An alternative to debt finance is to seek equity capital from existing shareholders by way of a rights issue or from new investors by way of an offering. However, this will bring its own set of issues as each incoming shareholder will require specific veto rights and board seats and exit strategies that will affect the broader corporate strategy of the oil and gas group. This will also bring any shareholders with different investment profiles into direct conflict with each other and could lead to stalemates with board and shareholder decision-making leading to analysis of shareholder agreements to see how such issues are resolved.

The drilling rig and oilfield services markets may also suffer as assets are either under-worked or given up by joint ventures withdrawing from projects. The assets most likely to be discarded are those in the exploration stage where drilling commitments are mandatory and substantial financial sums are required. This will mean that drilling rigs and service operators are left underutilized, and supply will exceed demand. This will, as a result, affect fleet prices and oilfield services charter party rates and could, in the long term, have an adverse effect on new ship building projects in the Far East. This will also have a consequential effect on oil-dependent projects such as refineries and associated infrastructure that will be postponed as project economics cannot be supported.

Falling oil prices could also re-energize the debate about delinking the natural gas price from the oil price as shale gas players will not want a fall in oil revenues to cause a similar fall in gas prices, especially as the steadily-increasing supply of gas in the global market has resulted in natural regional hub pricing. However, unlike offshore deep-water crude oil projects and the heavy sour crude oil projects that require a large refinery expense, a vast majority of onshore US domestic shale projects can still remain cash positive and above the break-even line despite the fall in process, although a sustained drop to a sub-$50-a-barrel figure would test the economics of even those shale projects.

A long-term drop in the oil price will have a devastating effect on resource-rich economies, a number of whom are OPEC members, and may lead to widespread redundancies by major oil and gas companies. For example, certain oil and gas companies active in the UK North Sea are already talking about mass layoffs in 2015, and a number of North Sea investors are whispering about the imminent collapse of North Sea prospects.

However, broader global geopolitical concerns may be relevant, too. For example, the Russian economy is heavily supported by oil and gas prices, and the lower oil price is having a disproportionate effect in Russia and is compounding the effects of the existing US and European Union sanctions that restrict, among other things, capital raising and oil and gas exploration and production activities and sent the Russian ruble into a freefall against the US dollar. This may mean that the drop in oil price is not seen as that bad a price to pay by the US as it imposes extra pressure on the Russian economy.
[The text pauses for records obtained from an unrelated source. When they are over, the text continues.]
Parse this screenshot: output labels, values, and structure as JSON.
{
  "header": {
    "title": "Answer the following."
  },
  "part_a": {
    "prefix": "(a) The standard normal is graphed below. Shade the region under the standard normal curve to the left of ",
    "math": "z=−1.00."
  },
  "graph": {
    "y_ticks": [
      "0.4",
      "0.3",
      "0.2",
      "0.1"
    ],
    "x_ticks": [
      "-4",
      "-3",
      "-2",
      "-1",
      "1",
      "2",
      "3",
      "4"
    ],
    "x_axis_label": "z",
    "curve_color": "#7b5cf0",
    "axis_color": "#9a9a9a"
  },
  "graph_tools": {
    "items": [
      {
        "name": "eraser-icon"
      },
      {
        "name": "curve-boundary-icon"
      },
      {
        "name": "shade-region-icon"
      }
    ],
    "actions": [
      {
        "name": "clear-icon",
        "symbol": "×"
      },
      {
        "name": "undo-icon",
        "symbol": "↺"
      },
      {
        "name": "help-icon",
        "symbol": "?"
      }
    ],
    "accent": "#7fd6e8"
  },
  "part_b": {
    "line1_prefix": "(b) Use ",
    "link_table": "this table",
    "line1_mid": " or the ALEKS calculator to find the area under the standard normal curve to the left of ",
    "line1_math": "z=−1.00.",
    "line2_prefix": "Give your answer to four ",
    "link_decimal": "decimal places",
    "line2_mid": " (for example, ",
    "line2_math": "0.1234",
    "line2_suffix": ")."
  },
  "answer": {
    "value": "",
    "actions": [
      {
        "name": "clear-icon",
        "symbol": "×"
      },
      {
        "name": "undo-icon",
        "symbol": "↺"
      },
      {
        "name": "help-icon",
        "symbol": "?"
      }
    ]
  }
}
On a longer-term basis, the US 2016 election cycle will start in earnest in 2015. If the oil price continues to drop (or even if it just stays at below the $65 mark), unemployment will rise in a number of key electoral college states with active shale gas projects (such as Texas and the notorious swing states of Ohio and Pennsylvania). Accordingly, the US may put pressure on OPEC to cut production and let the price normalize as each party seeks to give its presidential candidate the best possible chance of success and push responsibility for the low price on the other party. Whatever happens, 2015 will be a very interesting year as the oil and gas industry and world leaders respond to the market.